=== Task goal ===
For this exercise, set down all the records exactly as given.

=== Material for the task ===
###

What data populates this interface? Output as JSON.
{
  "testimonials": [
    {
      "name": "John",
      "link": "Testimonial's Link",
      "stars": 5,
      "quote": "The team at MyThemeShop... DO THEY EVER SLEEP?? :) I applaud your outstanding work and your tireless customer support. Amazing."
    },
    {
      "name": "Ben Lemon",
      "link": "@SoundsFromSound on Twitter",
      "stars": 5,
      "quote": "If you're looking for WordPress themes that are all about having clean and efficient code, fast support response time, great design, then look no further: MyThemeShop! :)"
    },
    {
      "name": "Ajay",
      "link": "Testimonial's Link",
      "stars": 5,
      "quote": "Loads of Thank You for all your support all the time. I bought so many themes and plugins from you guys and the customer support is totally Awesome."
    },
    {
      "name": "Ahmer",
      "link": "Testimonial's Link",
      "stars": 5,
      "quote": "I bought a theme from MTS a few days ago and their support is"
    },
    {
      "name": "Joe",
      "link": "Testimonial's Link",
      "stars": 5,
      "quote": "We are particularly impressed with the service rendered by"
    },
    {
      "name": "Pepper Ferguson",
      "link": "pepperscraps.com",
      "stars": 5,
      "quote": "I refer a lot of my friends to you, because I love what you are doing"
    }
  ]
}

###

=== Written solution ===
What data populates this interface? Output as JSON.
{
  "testimonials": [
    {
      "name": "John",
      "link": "Testimonial's Link",
      "stars": 5,
      "quote": "The team at MyThemeShop... DO THEY EVER SLEEP?? :) I applaud your outstanding work and your tireless customer support. Amazing."
    },
    {
      "name": "Ben Lemon",
      "link": "@SoundsFromSound on Twitter",
      "stars": 5,
      "quote": "If you're looking for WordPress themes that are all about having clean and efficient code, fast support response time, great design, then look no further: MyThemeShop! :)"
    },
    {
      "name": "Ajay",
      "link": "Testimonial's Link",
      "stars": 5,
      "quote": "Loads of Thank You for all your support all the time. I bought so many themes and plugins from you guys and the customer support is totally Awesome."
    },
    {
      "name": "Ahmer",
      "link": "Testimonial's Link",
      "stars": 5,
      "quote": "I bought a theme from MTS a few days ago and their support is"
    },
    {
      "name": "Joe",
      "link": "Testimonial's Link",
      "stars": 5,
      "quote": "We are particularly impressed with the service rendered by"
    },
    {
      "name": "Pepper Ferguson",
      "link": "pepperscraps.com",
      "stars": 5,
      "quote": "I refer a lot of my friends to you, because I love what you are doing"
    }
  ]
}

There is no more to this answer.